Alice Marie Perreault
Visual Artist

Visual Artist Alice Marie Perreault was born in Rochester, New York. She moved to Southern California in 2011.
She taught at West Minster College, Weber State University and University of Utah, among other institutions. When working with young children, she was honored with a teaching award from Robert Rauschenberg through the Robert Rauschenberg Foundation.
Following the birth of her son in 2000, who lives with severe disabilities due to asphyxiation, Perreault founded and ran the Kindred Spirits non-profit arts organization in Salt Lake City. While simultaneously caring for her son and sister with Downs Syndrome, Perreault developed programs that offered a bridge between families living with disabilities with non-disabled families. Artists of various backgrounds working in a multitude of genres were invited to lead art classes that included the histories of their art from. Within this art education, both teacher and participants of different abilities learned from one another. Their work was shared with the greater community through public events and they were invited to perform a Hawaiian dance on the floor of the Utah State Legislature during session. Perreault received a Governor's Award in the Arts for the positive community impact she made.
In addition to teaching, Perreault worked with the Utah Arts Council in the Visual Arts Program, writing curriculum and coordinating the Traveling Exhibition Program. She was Curator of Education for the Salt Lake Art Center, now the Utah Museum of Contemporary Art, training Docents, overseeing the children’s art exploration space, and giving tours of the contemporary exhibitions.
Today, Perreault resides in Los Angeles County with her two living children. Each summer, she opens her property to host Artcrib @ Bonehouse Bridge, a platform that empowers artists to support one another and establish alternative, non-commercial ways for showing and sharing their work.  
Perreault’s art and caregiving roles overlap through non-traditional materials that include the medical supplies she uses to sustain her son’s life and improve its quality. By transferring the dignity of people she has cared for into her work she brings attention to those living with medical frailties, disabilities, and physical dependencies so their value is not over-looked. Navigating this complicated medical, social, and economic arena impacts the intimate artwork she makes. Through that work and her discussions, she continues to advocate for greater understanding of the challenges she and her son face on a daily basis.
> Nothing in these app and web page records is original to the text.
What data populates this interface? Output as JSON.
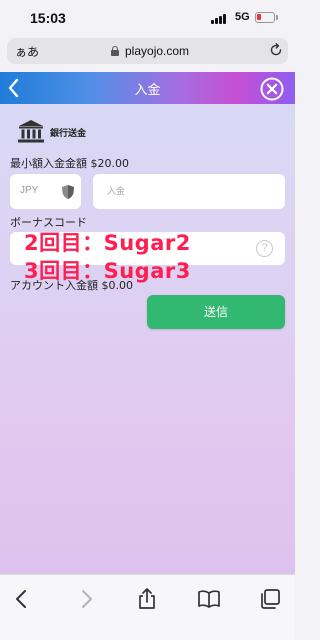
{
  "status_bar": {
    "time": "15:03",
    "network": "5G",
    "battery_level": 0.2,
    "battery_color": "#ee3333"
  },
  "browser": {
    "text_size_label": "ぁあ",
    "url": "playojo.com",
    "lock_icon": "lock-icon",
    "reload_icon": "reload-icon"
  },
  "header": {
    "title": "入金",
    "back_icon": "chevron-left-icon",
    "close_icon": "close-circle-icon"
  },
  "form": {
    "method_label": "銀行送金",
    "method_icon": "bank-icon",
    "min_deposit": "最小額入金金額 $20.00",
    "currency": "JPY",
    "currency_icon": "shield-icon",
    "amount_placeholder": "入金",
    "bonus_label": "ボーナスコード",
    "help_symbol": "?",
    "account_deposit": "アカウント入金額  $0.00",
    "submit_label": "送信"
  },
  "overlay_annotation": {
    "line1": "2回目：Sugar2",
    "line2": "3回目：Sugar3",
    "color": "#ff1e50"
  },
  "bottom_toolbar": {
    "icons": [
      "back-icon",
      "forward-icon",
      "share-icon",
      "bookmarks-icon",
      "tabs-icon"
    ]
  },
  "colors": {
    "submit_button": "#33b872",
    "header_gradient_start": "#1f7cd8",
    "header_gradient_end": "#8e5ef0"
  }
}
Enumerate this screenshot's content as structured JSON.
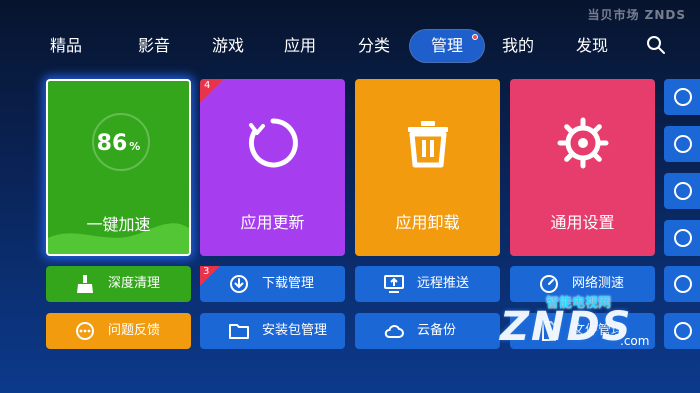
{
  "brand": {
    "text": "当贝市场 ZNDS"
  },
  "nav": [
    {
      "label": "精品"
    },
    {
      "label": "影音"
    },
    {
      "label": "游戏"
    },
    {
      "label": "应用"
    },
    {
      "label": "分类"
    },
    {
      "label": "管理",
      "active": true,
      "has_dot": true
    },
    {
      "label": "我的"
    },
    {
      "label": "发现"
    }
  ],
  "tiles": {
    "speedup": {
      "percent": "86",
      "percent_unit": "%",
      "label": "一键加速",
      "color": "#33a61b"
    },
    "update": {
      "label": "应用更新",
      "badge": "4",
      "color": "#a63ef0"
    },
    "uninstall": {
      "label": "应用卸载",
      "color": "#f39b0e"
    },
    "settings": {
      "label": "通用设置",
      "color": "#e63d6c"
    }
  },
  "buttons": {
    "deep_clean": {
      "label": "深度清理"
    },
    "feedback": {
      "label": "问题反馈"
    },
    "download": {
      "label": "下载管理",
      "badge": "3"
    },
    "package": {
      "label": "安装包管理"
    },
    "remote_push": {
      "label": "远程推送"
    },
    "cloud_backup": {
      "label": "云备份"
    },
    "net_speed": {
      "label": "网络测速"
    },
    "file_manager": {
      "label": "文件管理"
    }
  },
  "watermark": {
    "cn": "智能电视网",
    "en": "ZNDS",
    "com": ".com"
  },
  "colors": {
    "accent": "#1b67d6",
    "badge": "#e8344b"
  }
}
Perreault holds degrees and awards from Rochester Institute of Technology, California College of Art, University of Utah and Claremont Graduate University.
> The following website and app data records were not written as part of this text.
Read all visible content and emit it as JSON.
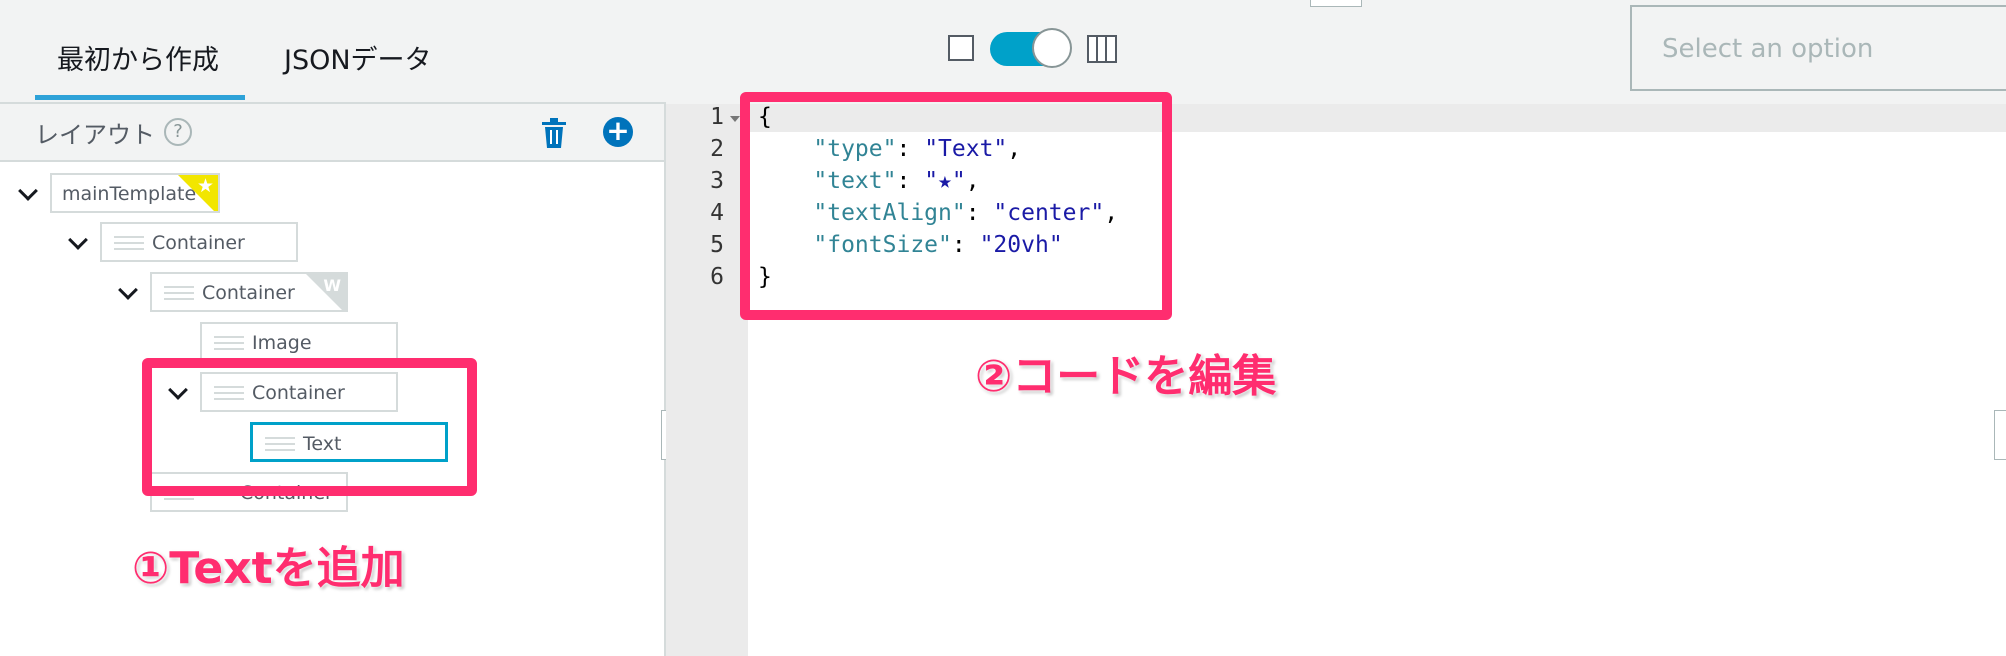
{
  "tabs": [
    {
      "label": "最初から作成",
      "active": true
    },
    {
      "label": "JSONデータ",
      "active": false
    }
  ],
  "view_toggle": {
    "single_icon": "single-pane-icon",
    "split_icon": "split-columns-icon",
    "enabled": true
  },
  "select": {
    "placeholder": "Select an option"
  },
  "layout_panel": {
    "title": "レイアウト",
    "help_glyph": "?",
    "add_glyph": "+",
    "icons": [
      "help-icon",
      "trash-icon",
      "add-circle-icon"
    ],
    "tree": [
      {
        "label": "mainTemplate",
        "badge": "★",
        "expanded": true
      },
      {
        "label": "Container",
        "expanded": true
      },
      {
        "label": "Container",
        "badge": "W",
        "expanded": true
      },
      {
        "label": "Image"
      },
      {
        "label": "Container",
        "expanded": true
      },
      {
        "label": "Text",
        "selected": true
      },
      {
        "label": "Container"
      }
    ]
  },
  "editor": {
    "line_numbers": [
      "1",
      "2",
      "3",
      "4",
      "5",
      "6"
    ],
    "lines": [
      {
        "open": "{"
      },
      {
        "key": "\"type\"",
        "value": "\"Text\""
      },
      {
        "key": "\"text\"",
        "value": "\"★\""
      },
      {
        "key": "\"textAlign\"",
        "value": "\"center\""
      },
      {
        "key": "\"fontSize\"",
        "value": "\"20vh\""
      },
      {
        "close": "}"
      }
    ]
  },
  "annotations": {
    "step1": "①Textを追加",
    "step2": "②コードを編集",
    "color": "#ff2d6f"
  },
  "colors": {
    "accent": "#00a1c9",
    "tab_underline": "#2ea2d8",
    "selected_node": "#00a1c9"
  }
}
Presenting at the Nexus Summit:

Since 2018, the Nexus Summit has been planned in part by a panel of “super” patients, who have substantial experience with the United States health care system. Through their long-term and varied experiences as recipients of care, they share keen observations about what works and doesn’t work, how they have been engaged and respected (or haven’t been), whether their care is coordinated, and if their health professionals are truly a team - one including them. Patients and advocates Ted Meyer and Shelley Cohen Konrad help to curate the conversation and bring to light themes and trends from…